*ABOUT THIS TASK*. Among the records below, find each line containing the word "JSON" and copy it.

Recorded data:
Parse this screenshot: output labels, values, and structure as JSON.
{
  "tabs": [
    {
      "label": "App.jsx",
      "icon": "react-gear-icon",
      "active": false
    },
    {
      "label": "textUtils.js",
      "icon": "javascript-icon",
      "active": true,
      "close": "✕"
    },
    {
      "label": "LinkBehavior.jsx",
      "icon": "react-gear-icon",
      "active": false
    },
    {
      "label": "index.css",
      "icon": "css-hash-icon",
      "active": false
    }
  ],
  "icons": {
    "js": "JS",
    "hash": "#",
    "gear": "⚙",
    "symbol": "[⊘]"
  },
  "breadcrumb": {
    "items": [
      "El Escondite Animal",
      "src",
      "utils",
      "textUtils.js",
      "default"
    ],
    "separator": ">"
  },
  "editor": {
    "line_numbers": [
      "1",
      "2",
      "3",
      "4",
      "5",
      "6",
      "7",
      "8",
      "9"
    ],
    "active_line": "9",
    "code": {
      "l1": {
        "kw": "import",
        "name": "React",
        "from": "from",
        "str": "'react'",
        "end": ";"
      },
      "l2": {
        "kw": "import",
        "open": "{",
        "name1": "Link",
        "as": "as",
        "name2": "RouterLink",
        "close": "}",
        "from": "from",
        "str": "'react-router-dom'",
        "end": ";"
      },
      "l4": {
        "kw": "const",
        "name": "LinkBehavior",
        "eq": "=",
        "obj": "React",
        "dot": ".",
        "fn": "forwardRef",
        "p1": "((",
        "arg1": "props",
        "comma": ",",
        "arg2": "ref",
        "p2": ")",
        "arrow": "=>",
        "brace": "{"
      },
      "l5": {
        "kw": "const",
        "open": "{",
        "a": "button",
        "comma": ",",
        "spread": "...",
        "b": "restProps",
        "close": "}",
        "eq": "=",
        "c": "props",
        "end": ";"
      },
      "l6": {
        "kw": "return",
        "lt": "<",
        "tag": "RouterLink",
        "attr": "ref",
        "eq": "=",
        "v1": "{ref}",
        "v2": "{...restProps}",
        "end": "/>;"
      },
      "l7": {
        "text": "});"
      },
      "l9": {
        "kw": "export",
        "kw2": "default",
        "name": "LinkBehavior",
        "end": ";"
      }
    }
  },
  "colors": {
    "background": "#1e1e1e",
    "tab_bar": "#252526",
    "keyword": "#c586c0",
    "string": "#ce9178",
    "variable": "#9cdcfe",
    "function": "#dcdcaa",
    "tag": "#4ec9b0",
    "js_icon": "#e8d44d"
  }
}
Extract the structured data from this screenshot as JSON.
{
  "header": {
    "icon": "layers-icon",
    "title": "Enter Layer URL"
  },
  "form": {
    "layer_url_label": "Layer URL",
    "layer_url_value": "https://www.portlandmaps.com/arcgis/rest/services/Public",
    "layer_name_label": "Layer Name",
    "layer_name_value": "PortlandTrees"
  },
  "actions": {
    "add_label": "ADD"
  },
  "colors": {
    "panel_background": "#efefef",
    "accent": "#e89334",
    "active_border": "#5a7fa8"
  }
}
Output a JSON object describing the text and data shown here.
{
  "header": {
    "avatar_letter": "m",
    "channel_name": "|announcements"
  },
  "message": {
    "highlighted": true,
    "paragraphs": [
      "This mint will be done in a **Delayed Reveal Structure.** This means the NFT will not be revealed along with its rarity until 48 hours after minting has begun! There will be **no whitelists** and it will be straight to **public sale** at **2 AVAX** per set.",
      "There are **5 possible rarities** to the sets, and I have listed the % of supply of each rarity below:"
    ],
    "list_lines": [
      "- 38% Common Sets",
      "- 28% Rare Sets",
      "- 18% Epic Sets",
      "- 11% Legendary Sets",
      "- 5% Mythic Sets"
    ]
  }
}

*SOLUTION TO THIS TASK*.
Parse this screenshot: output labels, values, and structure as JSON.
Extract the structured data from this screenshot as JSON.
Output a JSON object describing the text and data shown here.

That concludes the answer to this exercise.